TASK STATEMENT -> Among the entries below, which lines include the string "VANS"? Show each one.

BEGIN DATA FOR ANALYSIS

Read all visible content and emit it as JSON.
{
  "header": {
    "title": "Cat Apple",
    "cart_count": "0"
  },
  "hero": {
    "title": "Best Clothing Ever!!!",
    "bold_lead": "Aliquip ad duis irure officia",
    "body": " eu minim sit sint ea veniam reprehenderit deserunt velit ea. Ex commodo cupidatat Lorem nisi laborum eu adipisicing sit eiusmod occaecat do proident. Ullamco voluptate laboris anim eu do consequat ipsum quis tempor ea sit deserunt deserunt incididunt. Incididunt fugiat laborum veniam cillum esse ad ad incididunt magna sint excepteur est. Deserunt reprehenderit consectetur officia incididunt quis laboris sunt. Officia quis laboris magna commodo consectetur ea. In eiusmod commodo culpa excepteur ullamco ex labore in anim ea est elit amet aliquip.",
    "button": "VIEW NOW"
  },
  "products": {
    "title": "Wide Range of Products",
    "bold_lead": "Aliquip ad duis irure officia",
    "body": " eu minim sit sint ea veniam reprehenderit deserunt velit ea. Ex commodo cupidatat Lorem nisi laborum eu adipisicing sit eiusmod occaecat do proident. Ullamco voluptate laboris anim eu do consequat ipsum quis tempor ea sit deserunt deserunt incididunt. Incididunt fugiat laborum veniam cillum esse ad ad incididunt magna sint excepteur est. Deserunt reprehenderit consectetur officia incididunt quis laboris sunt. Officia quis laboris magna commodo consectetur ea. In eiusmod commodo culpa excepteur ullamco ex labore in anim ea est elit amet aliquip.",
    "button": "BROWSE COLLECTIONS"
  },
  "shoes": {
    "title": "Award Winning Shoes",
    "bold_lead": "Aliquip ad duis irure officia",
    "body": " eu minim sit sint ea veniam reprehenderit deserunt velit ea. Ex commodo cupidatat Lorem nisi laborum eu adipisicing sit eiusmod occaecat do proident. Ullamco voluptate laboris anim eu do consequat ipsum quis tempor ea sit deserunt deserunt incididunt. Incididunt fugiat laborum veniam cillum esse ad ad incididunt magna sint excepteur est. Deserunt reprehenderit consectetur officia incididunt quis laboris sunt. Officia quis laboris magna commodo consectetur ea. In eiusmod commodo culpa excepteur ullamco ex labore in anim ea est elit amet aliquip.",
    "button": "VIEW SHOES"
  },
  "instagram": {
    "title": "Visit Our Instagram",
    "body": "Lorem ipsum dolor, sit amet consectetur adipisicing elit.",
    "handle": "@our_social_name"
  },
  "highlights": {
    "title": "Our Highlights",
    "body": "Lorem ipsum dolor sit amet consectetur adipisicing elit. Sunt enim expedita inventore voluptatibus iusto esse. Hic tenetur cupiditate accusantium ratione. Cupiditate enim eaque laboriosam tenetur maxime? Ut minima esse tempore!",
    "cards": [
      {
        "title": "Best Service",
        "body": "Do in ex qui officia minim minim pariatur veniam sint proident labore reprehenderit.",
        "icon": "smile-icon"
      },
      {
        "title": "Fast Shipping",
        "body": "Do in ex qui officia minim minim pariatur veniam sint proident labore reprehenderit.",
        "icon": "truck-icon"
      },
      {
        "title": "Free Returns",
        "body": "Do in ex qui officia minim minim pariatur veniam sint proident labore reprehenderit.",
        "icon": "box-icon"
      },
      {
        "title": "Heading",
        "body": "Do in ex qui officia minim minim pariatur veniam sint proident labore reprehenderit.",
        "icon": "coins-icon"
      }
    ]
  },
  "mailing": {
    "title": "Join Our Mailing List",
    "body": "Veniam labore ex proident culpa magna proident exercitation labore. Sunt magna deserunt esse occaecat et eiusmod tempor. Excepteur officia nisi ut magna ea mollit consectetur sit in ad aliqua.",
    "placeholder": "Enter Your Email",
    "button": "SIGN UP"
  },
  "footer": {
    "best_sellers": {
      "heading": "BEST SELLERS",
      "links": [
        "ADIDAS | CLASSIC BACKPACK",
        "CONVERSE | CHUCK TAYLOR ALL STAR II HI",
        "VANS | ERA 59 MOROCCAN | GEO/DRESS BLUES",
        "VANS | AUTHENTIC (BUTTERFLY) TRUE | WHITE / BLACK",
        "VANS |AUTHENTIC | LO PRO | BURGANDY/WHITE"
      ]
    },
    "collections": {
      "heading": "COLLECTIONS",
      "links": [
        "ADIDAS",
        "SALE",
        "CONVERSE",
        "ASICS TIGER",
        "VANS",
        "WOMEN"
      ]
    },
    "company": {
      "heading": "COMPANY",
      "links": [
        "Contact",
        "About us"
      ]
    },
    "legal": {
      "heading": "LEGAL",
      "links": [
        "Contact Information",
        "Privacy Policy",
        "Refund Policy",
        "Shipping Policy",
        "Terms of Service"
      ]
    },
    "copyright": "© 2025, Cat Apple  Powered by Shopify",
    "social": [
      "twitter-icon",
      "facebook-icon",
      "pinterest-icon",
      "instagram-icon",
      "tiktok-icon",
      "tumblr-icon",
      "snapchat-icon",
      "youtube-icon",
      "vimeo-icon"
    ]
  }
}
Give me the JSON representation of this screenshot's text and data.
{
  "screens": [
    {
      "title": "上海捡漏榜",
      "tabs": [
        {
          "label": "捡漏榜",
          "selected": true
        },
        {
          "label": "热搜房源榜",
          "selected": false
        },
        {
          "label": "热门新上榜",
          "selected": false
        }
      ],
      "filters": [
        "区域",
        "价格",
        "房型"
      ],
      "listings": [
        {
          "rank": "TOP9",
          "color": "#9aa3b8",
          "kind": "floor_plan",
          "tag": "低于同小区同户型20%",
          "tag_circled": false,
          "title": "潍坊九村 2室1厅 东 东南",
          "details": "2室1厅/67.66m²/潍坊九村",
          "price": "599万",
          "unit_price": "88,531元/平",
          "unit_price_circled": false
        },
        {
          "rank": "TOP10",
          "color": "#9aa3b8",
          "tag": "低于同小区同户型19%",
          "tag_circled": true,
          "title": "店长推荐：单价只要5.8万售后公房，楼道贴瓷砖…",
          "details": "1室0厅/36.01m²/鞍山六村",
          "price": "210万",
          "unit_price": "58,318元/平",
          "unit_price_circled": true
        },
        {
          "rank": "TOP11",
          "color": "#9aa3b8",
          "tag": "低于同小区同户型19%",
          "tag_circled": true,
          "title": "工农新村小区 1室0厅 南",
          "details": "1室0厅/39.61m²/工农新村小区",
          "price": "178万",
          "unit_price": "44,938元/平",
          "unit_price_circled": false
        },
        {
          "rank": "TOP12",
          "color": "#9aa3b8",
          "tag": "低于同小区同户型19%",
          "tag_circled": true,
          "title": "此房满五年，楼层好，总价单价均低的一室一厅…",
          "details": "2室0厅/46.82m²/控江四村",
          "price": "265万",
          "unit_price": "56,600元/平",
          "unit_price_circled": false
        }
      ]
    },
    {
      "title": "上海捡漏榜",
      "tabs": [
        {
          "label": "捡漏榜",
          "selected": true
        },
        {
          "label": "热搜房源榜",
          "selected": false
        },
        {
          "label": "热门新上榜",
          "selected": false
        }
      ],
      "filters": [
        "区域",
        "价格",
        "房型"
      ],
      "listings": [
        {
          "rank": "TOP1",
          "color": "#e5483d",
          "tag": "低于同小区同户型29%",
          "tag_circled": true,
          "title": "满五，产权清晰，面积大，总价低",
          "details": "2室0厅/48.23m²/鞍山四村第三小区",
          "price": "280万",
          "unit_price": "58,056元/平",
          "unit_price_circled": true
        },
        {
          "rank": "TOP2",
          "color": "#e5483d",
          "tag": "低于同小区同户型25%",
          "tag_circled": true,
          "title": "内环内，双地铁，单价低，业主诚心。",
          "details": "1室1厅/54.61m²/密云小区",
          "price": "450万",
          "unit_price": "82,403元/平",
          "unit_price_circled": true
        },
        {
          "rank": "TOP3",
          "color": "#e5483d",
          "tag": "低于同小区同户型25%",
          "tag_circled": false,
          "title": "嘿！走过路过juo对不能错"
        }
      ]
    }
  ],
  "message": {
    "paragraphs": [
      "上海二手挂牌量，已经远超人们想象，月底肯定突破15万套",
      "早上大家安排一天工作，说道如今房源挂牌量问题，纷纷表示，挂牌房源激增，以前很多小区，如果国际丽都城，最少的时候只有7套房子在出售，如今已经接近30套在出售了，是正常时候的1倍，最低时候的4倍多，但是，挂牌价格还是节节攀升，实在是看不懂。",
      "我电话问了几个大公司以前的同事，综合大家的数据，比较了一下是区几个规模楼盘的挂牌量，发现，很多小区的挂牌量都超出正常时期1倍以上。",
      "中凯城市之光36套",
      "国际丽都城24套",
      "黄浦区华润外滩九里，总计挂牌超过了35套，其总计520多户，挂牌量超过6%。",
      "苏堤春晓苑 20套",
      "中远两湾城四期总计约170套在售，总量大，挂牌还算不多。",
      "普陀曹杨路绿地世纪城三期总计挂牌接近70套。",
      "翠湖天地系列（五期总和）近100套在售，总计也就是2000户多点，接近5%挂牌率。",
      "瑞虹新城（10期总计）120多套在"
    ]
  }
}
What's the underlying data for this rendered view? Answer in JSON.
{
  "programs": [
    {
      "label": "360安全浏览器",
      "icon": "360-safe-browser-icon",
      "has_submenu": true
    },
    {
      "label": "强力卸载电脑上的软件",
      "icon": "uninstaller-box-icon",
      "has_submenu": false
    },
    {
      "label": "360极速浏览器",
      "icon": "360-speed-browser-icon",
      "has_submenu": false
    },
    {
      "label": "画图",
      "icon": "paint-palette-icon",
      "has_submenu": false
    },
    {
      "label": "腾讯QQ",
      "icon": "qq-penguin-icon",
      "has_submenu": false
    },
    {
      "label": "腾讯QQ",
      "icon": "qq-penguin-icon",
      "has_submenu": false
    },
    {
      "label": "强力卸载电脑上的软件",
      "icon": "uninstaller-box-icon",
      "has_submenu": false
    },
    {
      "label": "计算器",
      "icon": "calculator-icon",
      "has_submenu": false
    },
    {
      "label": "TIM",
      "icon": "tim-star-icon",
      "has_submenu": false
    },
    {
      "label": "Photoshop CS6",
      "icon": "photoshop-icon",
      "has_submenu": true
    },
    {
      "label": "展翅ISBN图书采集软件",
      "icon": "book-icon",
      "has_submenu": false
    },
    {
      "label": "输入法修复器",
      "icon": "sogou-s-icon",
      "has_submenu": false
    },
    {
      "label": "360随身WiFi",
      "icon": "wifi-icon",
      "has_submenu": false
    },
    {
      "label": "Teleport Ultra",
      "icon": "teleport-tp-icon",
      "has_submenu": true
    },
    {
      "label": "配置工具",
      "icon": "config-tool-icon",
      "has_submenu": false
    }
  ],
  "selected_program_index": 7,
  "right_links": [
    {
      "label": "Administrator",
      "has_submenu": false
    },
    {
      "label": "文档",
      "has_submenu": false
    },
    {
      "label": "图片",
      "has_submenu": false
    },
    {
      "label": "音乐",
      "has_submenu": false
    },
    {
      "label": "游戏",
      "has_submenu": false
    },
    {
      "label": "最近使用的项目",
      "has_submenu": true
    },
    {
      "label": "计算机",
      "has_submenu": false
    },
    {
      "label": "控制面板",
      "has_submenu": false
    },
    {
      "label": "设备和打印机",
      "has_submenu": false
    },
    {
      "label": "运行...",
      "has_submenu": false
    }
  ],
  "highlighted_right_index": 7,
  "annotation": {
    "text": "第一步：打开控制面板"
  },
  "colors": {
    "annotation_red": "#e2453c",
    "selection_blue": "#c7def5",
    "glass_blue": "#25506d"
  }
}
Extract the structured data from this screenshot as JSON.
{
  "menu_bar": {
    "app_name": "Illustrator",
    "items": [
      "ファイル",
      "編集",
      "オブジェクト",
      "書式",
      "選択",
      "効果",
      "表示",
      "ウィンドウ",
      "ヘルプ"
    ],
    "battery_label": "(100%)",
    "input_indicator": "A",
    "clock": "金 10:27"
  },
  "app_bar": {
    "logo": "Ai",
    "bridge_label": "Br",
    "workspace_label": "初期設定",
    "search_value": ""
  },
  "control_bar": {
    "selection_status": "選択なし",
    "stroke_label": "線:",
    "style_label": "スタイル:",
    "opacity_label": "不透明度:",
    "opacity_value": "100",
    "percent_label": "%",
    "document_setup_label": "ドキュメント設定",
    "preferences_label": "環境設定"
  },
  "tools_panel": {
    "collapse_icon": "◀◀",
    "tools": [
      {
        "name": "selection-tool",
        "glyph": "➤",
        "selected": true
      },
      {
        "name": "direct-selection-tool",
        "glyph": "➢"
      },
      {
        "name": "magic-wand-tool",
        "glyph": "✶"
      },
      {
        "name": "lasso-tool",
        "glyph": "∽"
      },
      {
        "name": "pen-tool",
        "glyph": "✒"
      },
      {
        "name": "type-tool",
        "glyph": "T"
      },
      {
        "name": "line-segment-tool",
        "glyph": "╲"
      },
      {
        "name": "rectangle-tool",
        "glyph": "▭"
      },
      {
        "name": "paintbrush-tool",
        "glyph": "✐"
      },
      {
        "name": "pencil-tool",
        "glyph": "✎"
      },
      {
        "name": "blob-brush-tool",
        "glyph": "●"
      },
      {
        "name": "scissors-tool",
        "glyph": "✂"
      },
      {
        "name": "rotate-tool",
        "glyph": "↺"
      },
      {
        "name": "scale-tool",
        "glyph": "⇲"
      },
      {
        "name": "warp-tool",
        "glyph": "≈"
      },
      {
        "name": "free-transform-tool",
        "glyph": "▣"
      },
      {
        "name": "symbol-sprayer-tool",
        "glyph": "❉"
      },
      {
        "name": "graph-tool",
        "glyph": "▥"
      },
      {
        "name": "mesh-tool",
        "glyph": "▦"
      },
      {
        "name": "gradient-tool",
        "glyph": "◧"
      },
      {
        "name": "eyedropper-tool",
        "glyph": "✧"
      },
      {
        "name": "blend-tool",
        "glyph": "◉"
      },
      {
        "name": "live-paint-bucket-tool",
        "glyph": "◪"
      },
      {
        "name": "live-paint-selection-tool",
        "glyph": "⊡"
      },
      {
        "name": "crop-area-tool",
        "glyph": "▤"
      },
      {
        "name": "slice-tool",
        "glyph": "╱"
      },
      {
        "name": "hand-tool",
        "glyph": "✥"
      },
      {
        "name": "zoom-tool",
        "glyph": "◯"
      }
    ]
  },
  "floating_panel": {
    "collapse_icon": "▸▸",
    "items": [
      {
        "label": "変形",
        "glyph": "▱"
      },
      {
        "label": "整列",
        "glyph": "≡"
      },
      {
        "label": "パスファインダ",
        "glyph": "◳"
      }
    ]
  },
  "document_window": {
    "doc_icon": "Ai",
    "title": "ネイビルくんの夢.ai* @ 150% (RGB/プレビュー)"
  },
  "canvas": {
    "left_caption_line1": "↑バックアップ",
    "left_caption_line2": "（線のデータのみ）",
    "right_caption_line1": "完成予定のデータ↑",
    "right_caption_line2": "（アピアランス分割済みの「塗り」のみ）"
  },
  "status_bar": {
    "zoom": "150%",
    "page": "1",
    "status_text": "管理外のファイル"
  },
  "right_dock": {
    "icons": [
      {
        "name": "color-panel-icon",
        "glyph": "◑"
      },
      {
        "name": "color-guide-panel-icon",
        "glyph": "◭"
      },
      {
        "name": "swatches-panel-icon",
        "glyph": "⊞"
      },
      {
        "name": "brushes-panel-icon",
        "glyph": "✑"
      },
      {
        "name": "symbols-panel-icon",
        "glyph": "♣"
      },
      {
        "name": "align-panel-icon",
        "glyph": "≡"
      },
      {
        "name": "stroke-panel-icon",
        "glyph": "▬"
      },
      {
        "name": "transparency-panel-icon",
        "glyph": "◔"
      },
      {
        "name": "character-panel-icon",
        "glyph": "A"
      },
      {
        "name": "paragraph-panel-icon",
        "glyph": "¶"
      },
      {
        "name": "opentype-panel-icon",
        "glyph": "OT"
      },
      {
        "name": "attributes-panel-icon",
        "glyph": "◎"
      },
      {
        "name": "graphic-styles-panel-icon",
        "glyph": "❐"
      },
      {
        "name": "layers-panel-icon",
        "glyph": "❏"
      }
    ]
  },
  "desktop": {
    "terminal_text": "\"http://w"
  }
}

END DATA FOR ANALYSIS

TASK SOLUTION ->
        "VANS | ERA 59 MOROCCAN | GEO/DRESS BLUES",
        "VANS | AUTHENTIC (BUTTERFLY) TRUE | WHITE / BLACK",
        "VANS |AUTHENTIC | LO PRO | BURGANDY/WHITE"
        "VANS",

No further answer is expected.